Copy each line of the records that includes "JSON".

########################################

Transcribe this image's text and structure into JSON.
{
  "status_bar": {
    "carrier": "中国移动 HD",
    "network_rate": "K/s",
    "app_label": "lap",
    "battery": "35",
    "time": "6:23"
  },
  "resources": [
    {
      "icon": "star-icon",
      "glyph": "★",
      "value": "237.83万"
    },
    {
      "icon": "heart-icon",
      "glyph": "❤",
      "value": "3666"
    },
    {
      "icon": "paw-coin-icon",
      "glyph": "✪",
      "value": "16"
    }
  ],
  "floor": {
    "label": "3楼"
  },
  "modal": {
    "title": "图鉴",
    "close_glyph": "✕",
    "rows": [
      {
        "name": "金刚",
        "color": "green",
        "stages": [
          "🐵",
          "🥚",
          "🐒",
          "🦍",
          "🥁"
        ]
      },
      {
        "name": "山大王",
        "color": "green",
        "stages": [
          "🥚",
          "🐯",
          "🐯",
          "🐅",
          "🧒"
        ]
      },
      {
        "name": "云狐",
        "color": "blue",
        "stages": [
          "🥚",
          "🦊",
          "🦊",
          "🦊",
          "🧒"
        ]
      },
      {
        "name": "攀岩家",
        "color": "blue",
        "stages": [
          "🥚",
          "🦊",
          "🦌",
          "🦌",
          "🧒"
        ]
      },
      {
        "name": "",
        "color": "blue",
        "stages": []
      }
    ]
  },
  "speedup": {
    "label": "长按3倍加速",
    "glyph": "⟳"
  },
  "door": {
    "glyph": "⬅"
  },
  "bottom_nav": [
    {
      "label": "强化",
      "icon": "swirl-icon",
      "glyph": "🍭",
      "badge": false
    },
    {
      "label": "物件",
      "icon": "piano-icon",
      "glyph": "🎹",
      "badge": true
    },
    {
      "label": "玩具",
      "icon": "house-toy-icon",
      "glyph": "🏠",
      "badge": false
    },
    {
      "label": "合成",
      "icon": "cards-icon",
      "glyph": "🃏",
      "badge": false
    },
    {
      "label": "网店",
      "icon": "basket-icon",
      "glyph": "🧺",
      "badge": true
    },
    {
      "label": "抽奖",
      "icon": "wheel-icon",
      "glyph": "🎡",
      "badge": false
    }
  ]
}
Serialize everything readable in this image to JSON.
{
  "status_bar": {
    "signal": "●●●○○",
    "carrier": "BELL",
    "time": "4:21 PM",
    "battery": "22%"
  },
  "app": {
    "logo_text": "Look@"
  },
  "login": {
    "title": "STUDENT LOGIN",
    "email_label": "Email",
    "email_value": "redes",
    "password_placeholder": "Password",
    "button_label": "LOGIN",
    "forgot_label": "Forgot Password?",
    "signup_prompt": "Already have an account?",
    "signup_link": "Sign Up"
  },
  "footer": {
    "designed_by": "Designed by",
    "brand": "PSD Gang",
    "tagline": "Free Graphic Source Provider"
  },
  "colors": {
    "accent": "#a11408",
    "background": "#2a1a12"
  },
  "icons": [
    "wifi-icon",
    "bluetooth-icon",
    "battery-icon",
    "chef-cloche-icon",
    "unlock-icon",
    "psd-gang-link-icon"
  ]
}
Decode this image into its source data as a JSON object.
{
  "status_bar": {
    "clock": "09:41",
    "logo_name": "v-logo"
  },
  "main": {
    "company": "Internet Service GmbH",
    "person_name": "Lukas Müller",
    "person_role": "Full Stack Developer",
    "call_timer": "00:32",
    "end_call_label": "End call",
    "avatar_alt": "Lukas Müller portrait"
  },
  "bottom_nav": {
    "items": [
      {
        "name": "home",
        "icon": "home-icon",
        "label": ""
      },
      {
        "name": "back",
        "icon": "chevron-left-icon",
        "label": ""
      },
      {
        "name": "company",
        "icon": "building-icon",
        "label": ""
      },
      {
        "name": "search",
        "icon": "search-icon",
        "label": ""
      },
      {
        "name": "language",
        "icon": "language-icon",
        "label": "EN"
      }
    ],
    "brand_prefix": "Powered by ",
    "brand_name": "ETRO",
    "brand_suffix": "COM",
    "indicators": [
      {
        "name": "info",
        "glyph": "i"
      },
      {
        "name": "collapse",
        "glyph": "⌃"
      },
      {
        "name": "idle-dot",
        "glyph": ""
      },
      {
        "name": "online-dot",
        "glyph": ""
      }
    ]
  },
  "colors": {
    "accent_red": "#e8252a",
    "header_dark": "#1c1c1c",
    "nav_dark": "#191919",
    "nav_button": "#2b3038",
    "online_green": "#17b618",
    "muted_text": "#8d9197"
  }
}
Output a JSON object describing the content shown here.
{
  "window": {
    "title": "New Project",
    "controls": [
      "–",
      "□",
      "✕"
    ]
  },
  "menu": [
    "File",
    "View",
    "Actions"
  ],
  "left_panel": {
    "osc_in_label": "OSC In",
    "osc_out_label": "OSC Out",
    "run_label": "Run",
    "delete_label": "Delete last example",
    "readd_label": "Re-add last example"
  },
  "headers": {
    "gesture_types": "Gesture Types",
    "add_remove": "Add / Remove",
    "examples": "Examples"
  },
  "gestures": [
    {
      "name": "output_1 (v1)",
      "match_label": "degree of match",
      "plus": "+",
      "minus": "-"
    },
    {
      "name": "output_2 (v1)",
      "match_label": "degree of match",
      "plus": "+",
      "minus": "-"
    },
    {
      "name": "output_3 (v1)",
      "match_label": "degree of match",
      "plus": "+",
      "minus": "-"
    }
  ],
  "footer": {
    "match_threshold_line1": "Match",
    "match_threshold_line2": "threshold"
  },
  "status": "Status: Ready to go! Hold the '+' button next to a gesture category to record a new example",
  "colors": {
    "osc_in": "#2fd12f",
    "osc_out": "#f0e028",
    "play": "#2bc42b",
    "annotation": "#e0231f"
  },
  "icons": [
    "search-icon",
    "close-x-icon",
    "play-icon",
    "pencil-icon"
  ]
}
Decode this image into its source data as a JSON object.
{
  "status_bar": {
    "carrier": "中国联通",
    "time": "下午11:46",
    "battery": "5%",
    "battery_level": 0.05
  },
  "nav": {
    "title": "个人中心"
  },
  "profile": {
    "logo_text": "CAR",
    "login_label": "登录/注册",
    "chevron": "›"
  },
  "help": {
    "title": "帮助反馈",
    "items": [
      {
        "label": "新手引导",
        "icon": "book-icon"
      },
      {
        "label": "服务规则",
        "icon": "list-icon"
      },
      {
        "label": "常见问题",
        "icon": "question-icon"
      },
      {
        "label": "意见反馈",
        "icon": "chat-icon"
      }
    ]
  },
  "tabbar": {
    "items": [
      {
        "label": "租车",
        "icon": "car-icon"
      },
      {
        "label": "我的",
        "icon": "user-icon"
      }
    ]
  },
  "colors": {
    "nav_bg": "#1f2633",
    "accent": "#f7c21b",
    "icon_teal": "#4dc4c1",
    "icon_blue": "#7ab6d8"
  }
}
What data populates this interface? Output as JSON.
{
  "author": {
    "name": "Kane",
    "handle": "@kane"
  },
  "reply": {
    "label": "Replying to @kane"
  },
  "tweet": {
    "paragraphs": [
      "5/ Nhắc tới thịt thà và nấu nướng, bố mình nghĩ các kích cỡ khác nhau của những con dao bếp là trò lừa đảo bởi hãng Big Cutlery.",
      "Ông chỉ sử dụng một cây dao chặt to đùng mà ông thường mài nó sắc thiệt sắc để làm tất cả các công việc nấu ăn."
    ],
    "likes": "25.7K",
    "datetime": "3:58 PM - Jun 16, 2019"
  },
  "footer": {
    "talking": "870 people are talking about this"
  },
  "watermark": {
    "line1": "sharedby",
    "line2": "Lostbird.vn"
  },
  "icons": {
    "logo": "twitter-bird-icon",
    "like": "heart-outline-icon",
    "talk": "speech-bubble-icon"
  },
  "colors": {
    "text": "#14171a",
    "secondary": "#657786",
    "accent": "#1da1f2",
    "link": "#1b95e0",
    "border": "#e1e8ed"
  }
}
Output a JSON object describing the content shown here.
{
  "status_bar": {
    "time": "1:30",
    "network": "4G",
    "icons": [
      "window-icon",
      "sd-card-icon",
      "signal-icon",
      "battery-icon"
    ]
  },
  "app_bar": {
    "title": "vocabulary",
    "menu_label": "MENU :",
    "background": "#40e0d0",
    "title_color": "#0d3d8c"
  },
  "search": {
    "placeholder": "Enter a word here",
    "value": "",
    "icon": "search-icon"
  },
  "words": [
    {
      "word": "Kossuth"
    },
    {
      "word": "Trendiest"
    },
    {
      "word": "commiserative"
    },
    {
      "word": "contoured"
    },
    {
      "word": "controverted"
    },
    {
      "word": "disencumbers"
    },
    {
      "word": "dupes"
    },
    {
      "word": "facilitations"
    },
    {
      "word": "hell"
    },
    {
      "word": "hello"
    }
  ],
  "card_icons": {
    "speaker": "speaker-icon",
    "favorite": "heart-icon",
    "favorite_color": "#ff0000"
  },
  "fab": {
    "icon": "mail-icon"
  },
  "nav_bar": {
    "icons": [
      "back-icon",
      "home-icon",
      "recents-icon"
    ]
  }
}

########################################

• Reply:
Transcribe this image's text and structure into JSON.
Serialize everything readable in this image to JSON.
Decode this image into its source data as a JSON object.
Output a JSON object describing the content shown here.
Decode this image into its source data as a JSON object.
What data populates this interface? Output as JSON.
Output a JSON object describing the content shown here.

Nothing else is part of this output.